■ WHAT YOU HAVE TO DO
Go through the material line by line and copy each one with the word "keys".

■ DATA SUPPLIED
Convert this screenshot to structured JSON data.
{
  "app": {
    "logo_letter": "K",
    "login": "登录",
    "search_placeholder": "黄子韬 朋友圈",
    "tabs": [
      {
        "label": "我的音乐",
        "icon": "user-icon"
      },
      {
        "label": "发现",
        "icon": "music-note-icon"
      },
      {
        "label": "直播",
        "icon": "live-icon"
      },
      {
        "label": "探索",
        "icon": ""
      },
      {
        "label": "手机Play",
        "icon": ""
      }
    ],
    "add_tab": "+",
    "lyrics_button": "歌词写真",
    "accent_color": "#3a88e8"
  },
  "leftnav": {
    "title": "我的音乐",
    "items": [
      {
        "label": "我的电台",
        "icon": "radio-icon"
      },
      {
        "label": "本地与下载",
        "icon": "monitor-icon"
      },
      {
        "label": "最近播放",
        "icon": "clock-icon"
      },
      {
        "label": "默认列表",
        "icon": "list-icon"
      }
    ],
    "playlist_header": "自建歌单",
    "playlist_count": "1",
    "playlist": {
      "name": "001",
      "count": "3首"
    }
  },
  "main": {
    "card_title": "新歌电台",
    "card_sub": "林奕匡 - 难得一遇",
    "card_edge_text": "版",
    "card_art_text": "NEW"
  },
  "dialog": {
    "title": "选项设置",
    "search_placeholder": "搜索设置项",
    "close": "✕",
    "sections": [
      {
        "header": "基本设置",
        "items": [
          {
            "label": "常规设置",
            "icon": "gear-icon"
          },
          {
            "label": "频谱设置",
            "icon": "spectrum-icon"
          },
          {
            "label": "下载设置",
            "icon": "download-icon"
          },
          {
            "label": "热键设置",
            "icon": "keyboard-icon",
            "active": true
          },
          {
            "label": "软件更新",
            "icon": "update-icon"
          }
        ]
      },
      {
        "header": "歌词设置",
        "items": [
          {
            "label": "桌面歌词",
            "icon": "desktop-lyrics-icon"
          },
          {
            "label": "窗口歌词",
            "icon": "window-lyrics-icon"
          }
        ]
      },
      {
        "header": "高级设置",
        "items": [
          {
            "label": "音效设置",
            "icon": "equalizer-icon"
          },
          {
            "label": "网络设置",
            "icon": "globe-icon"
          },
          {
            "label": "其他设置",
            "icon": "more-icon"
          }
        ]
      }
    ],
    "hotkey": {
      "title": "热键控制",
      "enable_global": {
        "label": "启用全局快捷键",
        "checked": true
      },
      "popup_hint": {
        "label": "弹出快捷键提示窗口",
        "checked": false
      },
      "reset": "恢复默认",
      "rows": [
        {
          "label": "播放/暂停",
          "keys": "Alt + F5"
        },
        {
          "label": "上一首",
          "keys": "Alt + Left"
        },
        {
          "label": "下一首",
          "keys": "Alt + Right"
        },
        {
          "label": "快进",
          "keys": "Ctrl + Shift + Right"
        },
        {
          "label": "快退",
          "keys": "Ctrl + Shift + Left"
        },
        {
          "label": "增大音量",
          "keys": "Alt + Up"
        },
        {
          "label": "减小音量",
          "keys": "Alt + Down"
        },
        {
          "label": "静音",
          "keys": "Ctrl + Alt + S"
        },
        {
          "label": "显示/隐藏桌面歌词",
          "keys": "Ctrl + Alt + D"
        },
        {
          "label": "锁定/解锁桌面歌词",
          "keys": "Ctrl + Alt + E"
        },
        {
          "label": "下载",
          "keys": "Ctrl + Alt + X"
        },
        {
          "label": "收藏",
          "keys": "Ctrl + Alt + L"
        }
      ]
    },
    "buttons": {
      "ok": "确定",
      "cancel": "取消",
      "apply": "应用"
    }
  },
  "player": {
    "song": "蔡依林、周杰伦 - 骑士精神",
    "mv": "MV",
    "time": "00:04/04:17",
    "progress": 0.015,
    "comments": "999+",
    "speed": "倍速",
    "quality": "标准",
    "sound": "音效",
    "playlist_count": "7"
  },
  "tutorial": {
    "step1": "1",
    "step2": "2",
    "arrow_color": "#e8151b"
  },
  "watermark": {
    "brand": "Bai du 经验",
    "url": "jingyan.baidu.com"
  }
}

■ YOUR RESPONSE
          "keys": "Alt + F5"
          "keys": "Alt + Left"
          "keys": "Alt + Right"
          "keys": "Ctrl + Shift + Right"
          "keys": "Ctrl + Shift + Left"
          "keys": "Alt + Up"
          "keys": "Alt + Down"
          "keys": "Ctrl + Alt + S"
          "keys": "Ctrl + Alt + D"
          "keys": "Ctrl + Alt + E"
          "keys": "Ctrl + Alt + X"
          "keys": "Ctrl + Alt + L"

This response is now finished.